Hell or High Water Movie Review

Hell or High Water Movie Review

Sicario screenwriter Taylor Sheridan delivers another fiercely intelligent, engaging story that maintains high suspense while...

The 9th Life of Louis Drax Movie Review

The 9th Life of Louis Drax Movie Review

With heavy overtones of Hitchcockian mystery and intrigue, this stylish thriller is the enjoyably melodramatic...

Kickboxer: Vengeance Movie Review

Kickboxer: Vengeance Movie Review

The 1989 Muay Thai action movie Kickboxer starred a young Jean-Claude Van Damme, who pops...

Julieta Movie Review

Julieta Movie Review
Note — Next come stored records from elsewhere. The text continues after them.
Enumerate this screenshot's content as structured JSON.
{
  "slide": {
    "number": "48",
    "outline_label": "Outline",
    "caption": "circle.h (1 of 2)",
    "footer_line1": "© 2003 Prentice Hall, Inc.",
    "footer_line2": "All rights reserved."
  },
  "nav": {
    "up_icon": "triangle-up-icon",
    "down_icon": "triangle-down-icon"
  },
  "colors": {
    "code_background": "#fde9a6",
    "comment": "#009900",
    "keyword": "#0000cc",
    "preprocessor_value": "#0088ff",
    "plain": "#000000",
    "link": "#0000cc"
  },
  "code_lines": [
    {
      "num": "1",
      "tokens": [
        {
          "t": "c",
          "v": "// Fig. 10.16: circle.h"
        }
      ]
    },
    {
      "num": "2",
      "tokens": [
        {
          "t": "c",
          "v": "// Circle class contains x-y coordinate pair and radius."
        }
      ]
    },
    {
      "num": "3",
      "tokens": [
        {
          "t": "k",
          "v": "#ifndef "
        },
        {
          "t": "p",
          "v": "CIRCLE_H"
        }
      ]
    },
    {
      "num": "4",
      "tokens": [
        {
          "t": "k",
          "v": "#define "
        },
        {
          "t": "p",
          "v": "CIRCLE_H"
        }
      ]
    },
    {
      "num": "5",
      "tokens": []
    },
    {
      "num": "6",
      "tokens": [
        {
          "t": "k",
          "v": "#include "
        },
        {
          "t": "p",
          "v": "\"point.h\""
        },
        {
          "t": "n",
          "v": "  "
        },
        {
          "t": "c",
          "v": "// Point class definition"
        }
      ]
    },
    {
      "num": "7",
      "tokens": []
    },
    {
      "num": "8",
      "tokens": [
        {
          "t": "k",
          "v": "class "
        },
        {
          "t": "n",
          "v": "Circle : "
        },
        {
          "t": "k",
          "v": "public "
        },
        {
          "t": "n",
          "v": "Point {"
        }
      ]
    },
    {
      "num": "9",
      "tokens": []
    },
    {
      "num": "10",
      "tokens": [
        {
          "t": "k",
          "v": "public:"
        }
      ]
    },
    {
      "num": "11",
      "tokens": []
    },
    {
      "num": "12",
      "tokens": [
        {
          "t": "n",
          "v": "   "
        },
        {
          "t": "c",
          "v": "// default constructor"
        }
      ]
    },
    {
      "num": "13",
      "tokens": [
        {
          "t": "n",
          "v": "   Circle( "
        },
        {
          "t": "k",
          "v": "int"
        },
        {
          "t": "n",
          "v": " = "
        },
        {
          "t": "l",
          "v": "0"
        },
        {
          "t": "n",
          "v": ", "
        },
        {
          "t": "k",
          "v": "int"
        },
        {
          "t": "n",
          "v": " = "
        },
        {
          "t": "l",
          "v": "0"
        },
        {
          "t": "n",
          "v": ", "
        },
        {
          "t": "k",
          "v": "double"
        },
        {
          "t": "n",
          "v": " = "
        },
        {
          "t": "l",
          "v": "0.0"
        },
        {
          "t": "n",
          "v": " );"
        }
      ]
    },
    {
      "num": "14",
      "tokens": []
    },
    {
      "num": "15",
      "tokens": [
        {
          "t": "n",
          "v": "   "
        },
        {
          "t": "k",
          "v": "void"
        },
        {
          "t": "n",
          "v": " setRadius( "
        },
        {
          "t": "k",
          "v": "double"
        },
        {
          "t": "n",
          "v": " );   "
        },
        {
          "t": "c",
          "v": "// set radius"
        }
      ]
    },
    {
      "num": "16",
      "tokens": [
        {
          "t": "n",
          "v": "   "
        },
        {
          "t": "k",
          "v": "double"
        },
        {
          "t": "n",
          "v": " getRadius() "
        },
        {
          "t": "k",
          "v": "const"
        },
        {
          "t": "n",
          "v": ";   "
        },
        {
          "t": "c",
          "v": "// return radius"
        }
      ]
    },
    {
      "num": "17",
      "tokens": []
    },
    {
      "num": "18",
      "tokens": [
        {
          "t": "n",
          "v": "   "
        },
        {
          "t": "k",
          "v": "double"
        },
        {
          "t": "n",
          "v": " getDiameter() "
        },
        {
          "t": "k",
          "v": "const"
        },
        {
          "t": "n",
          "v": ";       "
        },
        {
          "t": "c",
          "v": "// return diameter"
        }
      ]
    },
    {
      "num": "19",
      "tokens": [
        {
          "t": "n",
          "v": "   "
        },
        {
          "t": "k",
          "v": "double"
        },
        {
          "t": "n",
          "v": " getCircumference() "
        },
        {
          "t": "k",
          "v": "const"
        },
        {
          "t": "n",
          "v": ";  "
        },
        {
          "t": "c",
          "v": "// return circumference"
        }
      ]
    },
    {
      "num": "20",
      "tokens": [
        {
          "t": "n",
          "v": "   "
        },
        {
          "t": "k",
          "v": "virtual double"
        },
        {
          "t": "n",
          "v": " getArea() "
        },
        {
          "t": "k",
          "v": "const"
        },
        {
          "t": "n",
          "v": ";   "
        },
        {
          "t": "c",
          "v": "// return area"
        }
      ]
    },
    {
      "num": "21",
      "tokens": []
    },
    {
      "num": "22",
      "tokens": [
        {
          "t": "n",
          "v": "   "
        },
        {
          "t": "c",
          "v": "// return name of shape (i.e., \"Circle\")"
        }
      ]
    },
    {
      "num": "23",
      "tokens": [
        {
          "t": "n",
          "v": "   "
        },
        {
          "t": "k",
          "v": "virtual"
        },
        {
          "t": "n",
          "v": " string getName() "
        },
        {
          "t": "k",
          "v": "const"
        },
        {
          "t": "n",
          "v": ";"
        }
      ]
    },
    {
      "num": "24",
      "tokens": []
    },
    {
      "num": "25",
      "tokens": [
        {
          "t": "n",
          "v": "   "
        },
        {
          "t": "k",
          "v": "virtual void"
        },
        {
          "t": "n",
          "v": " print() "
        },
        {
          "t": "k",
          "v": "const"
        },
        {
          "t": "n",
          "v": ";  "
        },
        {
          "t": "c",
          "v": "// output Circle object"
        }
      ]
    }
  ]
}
Iconic Spanish filmmaker Pedro Almodovar is back with another powerfully complex female-centred drama, along the...

Popstar: Never Stop Never Stopping Movie Review

Popstar: Never Stop Never Stopping Movie Review

An astute satire of the pop music business, this raucous mock-documentary is consistently hilarious from...

Advertisement
Artists
Actors
    Filmmakers
      Artists
      Bands
        Musicians
          Artists
          Celebrities
             
              Artists
              Interviews
                musicians & bands in the news
                  actors & filmmakers in the news
                    celebrities in the news

                      Go Back in Time using our News archive to see what happened on a particular day in the past.